Social Security Benefits for Elderly
Social Security benefits help millions of elderly individuals cover their expenses and stay out of poverty. According to the Center on Budget and Policy Priorities, Social Security benefits lift over 14.7 million elderly individuals out of poverty.
Social Security benefits give partial replacement income to eligible retirees and disabled individuals and their spouses, children, and survivors. Your earnings history will determine your Social Security package. The year you were born, and the age when you started to claim Social Security will also play a role.
The Social Security Administration (SSA) provides the majority of income for 65% of elderly beneficiaries, and it is the sole income source for 24% of them. Social Security provides the bulk of income for 76% of those aged 80 or older. SSA also provides all of the financial means for 47% of those aged 80 and above.
Seniors and Social Security Eligibility
You ordinarily need to have worked for at least ten years before qualifying for Social Security retirement benefits. The SSA assigns credits for paid taxes. Currently, you’ll earn one credit for every $1,470 in earnings. There is a maximum of four credits allowed each year. Most individuals need 40 credits before they are eligible for SSA retirement benefits.
Social Security Survivor Eligibility
Social Security could pay benefits to your spouse, parents, and children when you pass away. You’ll need to have obtained at least six Social Security credits in the three years before your death. Your spouse could receive Social Security benefits once you retire, even if they’ve never worked outside the home.
Spouses that are at least 62 years old can apply for SSA benefits at a reduced rate. If your spouse waits until full retirement age, they could receive up to half the amount of your monthly benefits without lowering your payments. The limit for benefits received by spouses and children varies, but they’re generally between 150% and 180% of your SSA retirement benefits.
If you reach retirement age with school-aged or severely disabled, those children could qualify to receive benefits based on your monthly entitlement. Your children could receive monthly payments up to half of your entitled benefits without decreasing your Social Security benefits.
Social Security Disability Eligibility
If you have a disability that prevents you from working, will last a year or longer, or ultimately lead to your death, then you could qualify for Social Security disability benefits. Disability eligibility requires that you were working when your disability began.
Your age will determine the number of credits you’ll need to have earned to receive disability benefits. If you’re at or above the age of 62, then you’ll need 40 credits before you’re eligible.
Survivors, spouses, and children could receive survivor benefits in addition to your disability benefits. When approved, the payments you all receive will be based on your lifetime earnings and begin six months after the date of your disability.
SSD Grid Categories
The SSA enacted grid rules in consideration of the difficulties older claimants face while making vocational adjustments. Grid rules use the following factors to determine whether an applicant is eligible for disability:
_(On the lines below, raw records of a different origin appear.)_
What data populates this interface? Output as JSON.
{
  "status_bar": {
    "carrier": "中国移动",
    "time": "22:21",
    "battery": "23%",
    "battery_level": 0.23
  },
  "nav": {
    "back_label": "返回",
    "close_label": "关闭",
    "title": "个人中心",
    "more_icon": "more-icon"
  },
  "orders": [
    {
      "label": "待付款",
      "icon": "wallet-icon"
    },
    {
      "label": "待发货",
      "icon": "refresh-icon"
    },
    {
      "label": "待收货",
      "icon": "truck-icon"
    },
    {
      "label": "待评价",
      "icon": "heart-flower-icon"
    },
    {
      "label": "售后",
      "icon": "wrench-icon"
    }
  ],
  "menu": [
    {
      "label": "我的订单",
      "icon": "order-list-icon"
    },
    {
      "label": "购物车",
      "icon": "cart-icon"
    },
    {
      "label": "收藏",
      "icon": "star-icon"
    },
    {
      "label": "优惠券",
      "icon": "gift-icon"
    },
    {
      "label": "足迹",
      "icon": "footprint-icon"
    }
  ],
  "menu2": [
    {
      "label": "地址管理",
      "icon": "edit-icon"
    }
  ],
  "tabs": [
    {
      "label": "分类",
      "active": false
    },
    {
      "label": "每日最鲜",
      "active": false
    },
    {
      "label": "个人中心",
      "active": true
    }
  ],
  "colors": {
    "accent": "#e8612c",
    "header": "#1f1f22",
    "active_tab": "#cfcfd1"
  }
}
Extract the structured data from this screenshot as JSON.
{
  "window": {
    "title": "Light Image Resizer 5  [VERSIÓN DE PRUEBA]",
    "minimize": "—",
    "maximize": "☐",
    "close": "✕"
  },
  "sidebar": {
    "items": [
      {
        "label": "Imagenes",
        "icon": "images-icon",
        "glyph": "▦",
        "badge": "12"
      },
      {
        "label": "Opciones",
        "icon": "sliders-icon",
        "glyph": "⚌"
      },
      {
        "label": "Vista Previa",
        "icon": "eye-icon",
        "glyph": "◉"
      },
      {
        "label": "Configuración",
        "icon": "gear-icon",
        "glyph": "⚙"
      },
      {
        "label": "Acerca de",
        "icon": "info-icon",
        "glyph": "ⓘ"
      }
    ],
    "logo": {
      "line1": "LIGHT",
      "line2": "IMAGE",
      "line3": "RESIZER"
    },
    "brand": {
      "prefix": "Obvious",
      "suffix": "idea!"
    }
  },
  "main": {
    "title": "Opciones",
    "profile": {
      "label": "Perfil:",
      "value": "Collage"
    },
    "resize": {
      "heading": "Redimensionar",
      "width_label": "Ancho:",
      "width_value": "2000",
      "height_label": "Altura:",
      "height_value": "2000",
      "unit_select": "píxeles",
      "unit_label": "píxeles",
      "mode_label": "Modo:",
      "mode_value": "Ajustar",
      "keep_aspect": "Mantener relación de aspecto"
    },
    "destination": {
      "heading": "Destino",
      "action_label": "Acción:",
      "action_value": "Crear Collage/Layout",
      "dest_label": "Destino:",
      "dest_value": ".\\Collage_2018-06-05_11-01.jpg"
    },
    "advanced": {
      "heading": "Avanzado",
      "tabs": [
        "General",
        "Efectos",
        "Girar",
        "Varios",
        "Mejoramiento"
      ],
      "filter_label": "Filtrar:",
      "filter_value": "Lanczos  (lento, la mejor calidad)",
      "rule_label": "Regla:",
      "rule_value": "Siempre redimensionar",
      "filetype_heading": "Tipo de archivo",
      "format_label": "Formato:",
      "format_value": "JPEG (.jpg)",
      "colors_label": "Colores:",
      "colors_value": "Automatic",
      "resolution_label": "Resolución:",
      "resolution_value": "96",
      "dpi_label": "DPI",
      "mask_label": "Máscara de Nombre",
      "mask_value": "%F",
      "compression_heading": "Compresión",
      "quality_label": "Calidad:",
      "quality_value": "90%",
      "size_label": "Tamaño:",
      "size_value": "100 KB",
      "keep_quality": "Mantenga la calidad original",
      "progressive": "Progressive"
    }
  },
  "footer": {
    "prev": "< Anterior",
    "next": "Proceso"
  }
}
- Age of the applicant
- Applicant’s education level
- Applicant’s past work and skill level
- Applicant’s learning potential and additional skills
- Applicant’s residual functional capacity
SSD Age Categories
The older you are while applying for disability benefits, the easier it may be for you to get approved. The Social Security Administration assumes vocational adjustment meaning that it is harder for an older individual to learn a new occupation, skill, or transition into a new workplace.
The SSA divides applicants into groups of younger individuals (18 through 49), those closely approaching advanced age (50 to 54), individuals in advanced age (55 and over), and those quickly nearing retirement ages (60 and over).
Who Won’t Get Social Security Benefits
All retirees in the United States could receive Social Security benefits when they stop working if they’ve reached retirement age, of course. However, if you have only spent a limited amount of time in the U.S. workforce, then you may not qualify.
If you do not qualify for Social Security benefits, you will need to ensure that you can support yourself in retirement. That’s why it’s imperative to understand if you are eligible for benefits. With over 60 years of combined experience, our boutique firm allows us to take our time and give you the expertise and attention that your Social Security matter deserves.
We are a full-service law firm dedicated to obtaining the maximum benefits from all the available resources. At Pisegna & Zimmerman, LLC, our clients are our main priority. Call our office today and see how our team can help you!
- Questions About Social Security Disability and SSI Benefits
- Back & Neck Injuries
- SSD Overview
- Benefits Eligibility
- Covid-19 & SSD benefits
- Qualifying for SST/SSD
- SSD Application Process
- SSD Denial and Reconsideration
- Social Security Appeals
- SSDI/SSI and Medicare
- Difference Between SSDI and SSI
- SSD/SSI for Children
- Long-term Disability